ASSIGNED TASK: Once every line in the data below has been checked for "kind", give the number of lines that hold it, and only that.
::::::::::
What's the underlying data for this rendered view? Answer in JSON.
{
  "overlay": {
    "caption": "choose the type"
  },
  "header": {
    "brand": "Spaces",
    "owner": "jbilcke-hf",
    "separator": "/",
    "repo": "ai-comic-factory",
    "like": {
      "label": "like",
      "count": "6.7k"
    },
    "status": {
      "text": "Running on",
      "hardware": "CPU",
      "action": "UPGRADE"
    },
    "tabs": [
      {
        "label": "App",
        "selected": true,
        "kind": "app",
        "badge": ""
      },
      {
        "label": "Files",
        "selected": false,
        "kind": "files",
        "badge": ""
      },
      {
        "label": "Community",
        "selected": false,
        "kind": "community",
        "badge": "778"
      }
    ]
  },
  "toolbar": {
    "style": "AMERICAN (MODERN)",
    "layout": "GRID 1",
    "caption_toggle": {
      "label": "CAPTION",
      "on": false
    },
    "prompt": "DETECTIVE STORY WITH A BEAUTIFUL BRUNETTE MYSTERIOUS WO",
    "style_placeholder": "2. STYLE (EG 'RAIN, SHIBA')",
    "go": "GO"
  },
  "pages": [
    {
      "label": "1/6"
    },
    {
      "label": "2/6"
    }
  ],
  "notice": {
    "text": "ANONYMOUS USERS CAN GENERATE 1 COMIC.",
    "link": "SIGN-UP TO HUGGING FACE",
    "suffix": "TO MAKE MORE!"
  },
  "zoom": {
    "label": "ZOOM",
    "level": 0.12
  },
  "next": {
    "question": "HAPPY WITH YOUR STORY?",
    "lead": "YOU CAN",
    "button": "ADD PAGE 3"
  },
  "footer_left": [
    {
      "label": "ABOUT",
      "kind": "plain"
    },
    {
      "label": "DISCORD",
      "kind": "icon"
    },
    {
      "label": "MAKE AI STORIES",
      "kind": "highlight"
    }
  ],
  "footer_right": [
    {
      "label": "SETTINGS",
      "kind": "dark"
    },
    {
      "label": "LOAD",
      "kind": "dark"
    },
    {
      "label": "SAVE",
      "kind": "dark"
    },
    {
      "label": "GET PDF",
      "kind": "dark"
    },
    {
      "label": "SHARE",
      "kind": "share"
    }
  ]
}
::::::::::
RESPONSE TO THE EXERCISE: 11